Copy each line below that includes "color".

___ MATERIAL SUPPLIED ___

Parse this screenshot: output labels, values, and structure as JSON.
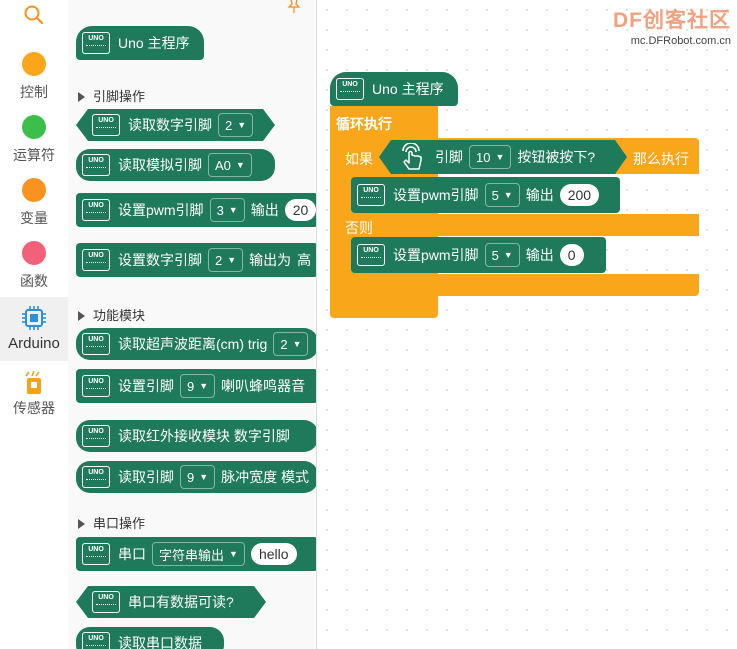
{
  "rail": {
    "search_icon": "search-icon",
    "categories": [
      {
        "label": "控制",
        "color": "#f9a61a"
      },
      {
        "label": "运算符",
        "color": "#3cbf4a"
      },
      {
        "label": "变量",
        "color": "#f7931e"
      },
      {
        "label": "函数",
        "color": "#f2617a"
      },
      {
        "label": "Arduino",
        "color": "#2d8fd5"
      },
      {
        "label": "传感器",
        "color": "#f2a31a"
      }
    ]
  },
  "palette": {
    "main_block": "Uno 主程序",
    "sections": [
      "引脚操作",
      "功能模块",
      "串口操作"
    ],
    "read_digital": {
      "label": "读取数字引脚",
      "value": "2"
    },
    "read_analog": {
      "label": "读取模拟引脚",
      "value": "A0"
    },
    "set_pwm": {
      "label": "设置pwm引脚",
      "value": "3",
      "output": "输出",
      "pill": "20"
    },
    "set_digital": {
      "label": "设置数字引脚",
      "value": "2",
      "output": "输出为",
      "tail": "高"
    },
    "ultrasonic": {
      "label": "读取超声波距离(cm) trig",
      "value": "2"
    },
    "buzzer": {
      "label": "设置引脚",
      "value": "9",
      "tail": "喇叭蜂鸣器音"
    },
    "ir": {
      "label": "读取红外接收模块 数字引脚"
    },
    "pulse": {
      "label": "读取引脚",
      "value": "9",
      "tail": "脉冲宽度 模式"
    },
    "serial": {
      "label": "串口",
      "dropdown": "字符串输出",
      "pill": "hello"
    },
    "serial_available": {
      "label": "串口有数据可读?"
    },
    "serial_read": {
      "label": "读取串口数据"
    }
  },
  "workspace": {
    "logo": {
      "brand": "DF创客社区",
      "url": "mc.DFRobot.com.cn"
    },
    "program": {
      "hat": "Uno 主程序",
      "loop": "循环执行",
      "if": "如果",
      "then": "那么执行",
      "else": "否则",
      "condition": {
        "pin_label": "引脚",
        "pin": "10",
        "suffix": "按钮被按下?"
      },
      "pwm1": {
        "label": "设置pwm引脚",
        "pin": "5",
        "output": "输出",
        "value": "200"
      },
      "pwm2": {
        "label": "设置pwm引脚",
        "pin": "5",
        "output": "输出",
        "value": "0"
      }
    }
  }
}
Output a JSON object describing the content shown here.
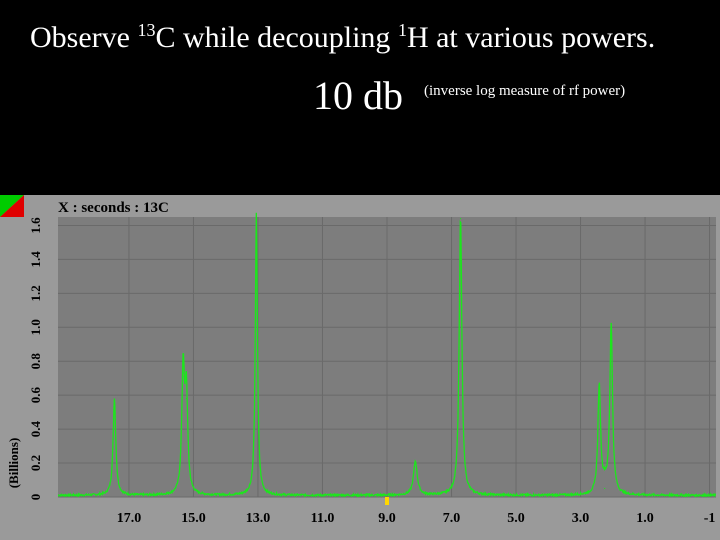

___

:: PROBLEM SOLUTION ::
        "color": "#f9a61a"
        "color": "#3cbf4a"
        "color": "#f7931e"
        "color": "#f2617a"
        "color": "#2d8fd5"
        "color": "#f2a31a"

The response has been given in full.